## What to produce
Filter the entries below, keeping only lines with "this".

Source data
☆ ☆ ☆

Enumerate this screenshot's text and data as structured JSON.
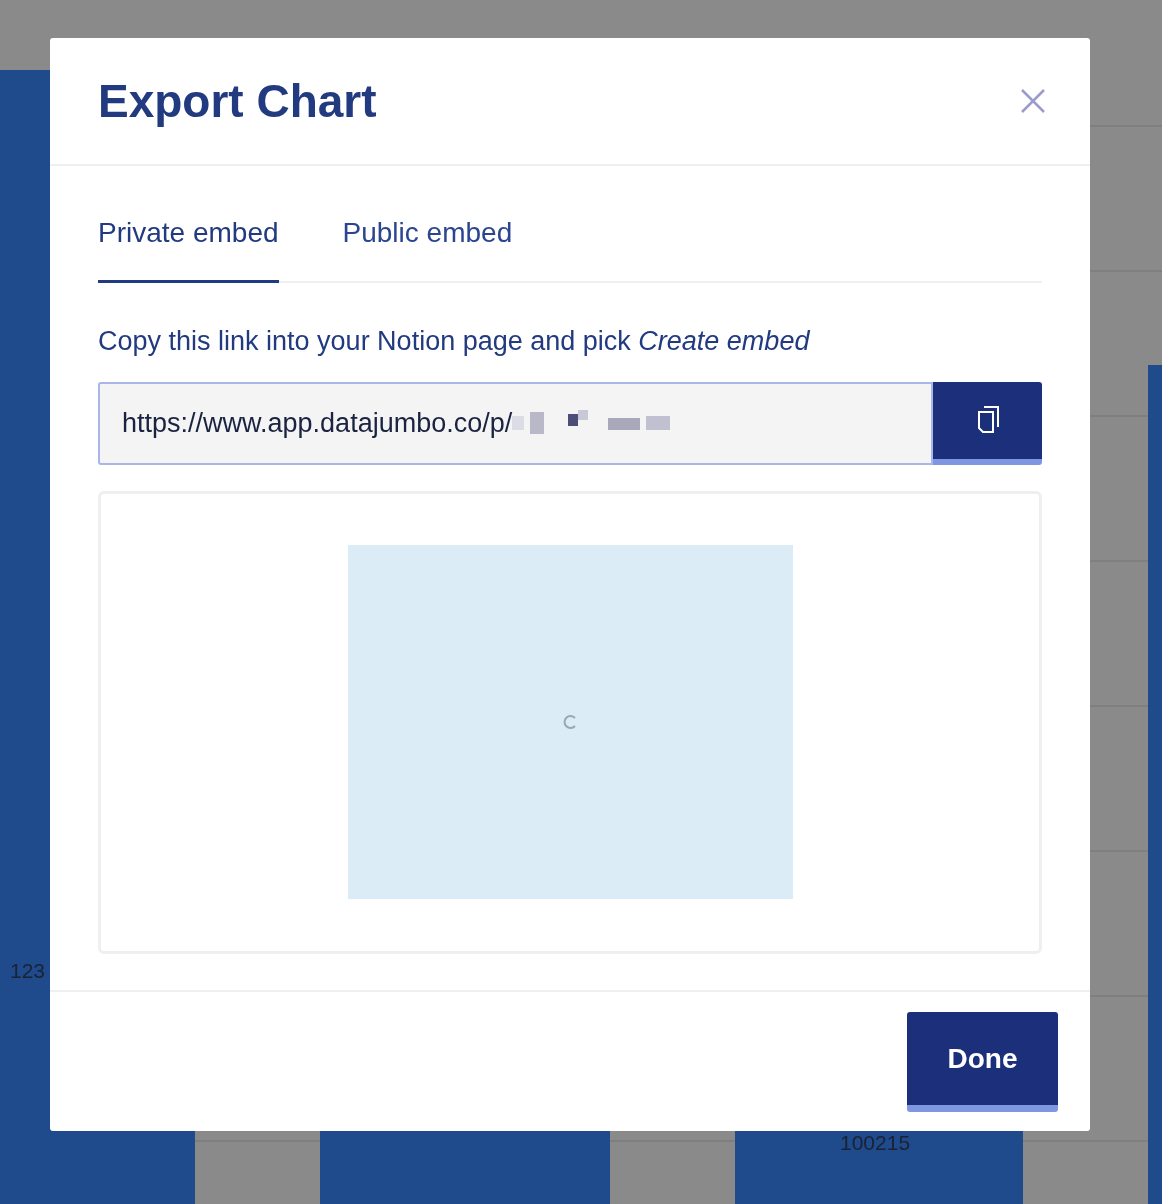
{
  "background_chart": {
    "labels": [
      {
        "text": "123"
      },
      {
        "text": "100215"
      }
    ]
  },
  "dialog": {
    "title": "Export Chart",
    "tabs": [
      {
        "label": "Private embed",
        "selected": true
      },
      {
        "label": "Public embed",
        "selected": false
      }
    ],
    "instruction": "Copy this link into your Notion page and pick *Create embed*",
    "link_field": {
      "value": "https://www.app.datajumbo.co/p/"
    },
    "preview": {
      "loading": true
    },
    "done_button": "Done"
  }
}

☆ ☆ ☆

## The completed task
Enumerate this screenshot's text and data as structured JSON.
    "instruction": "Copy this link into your Notion page and pick *Create embed*",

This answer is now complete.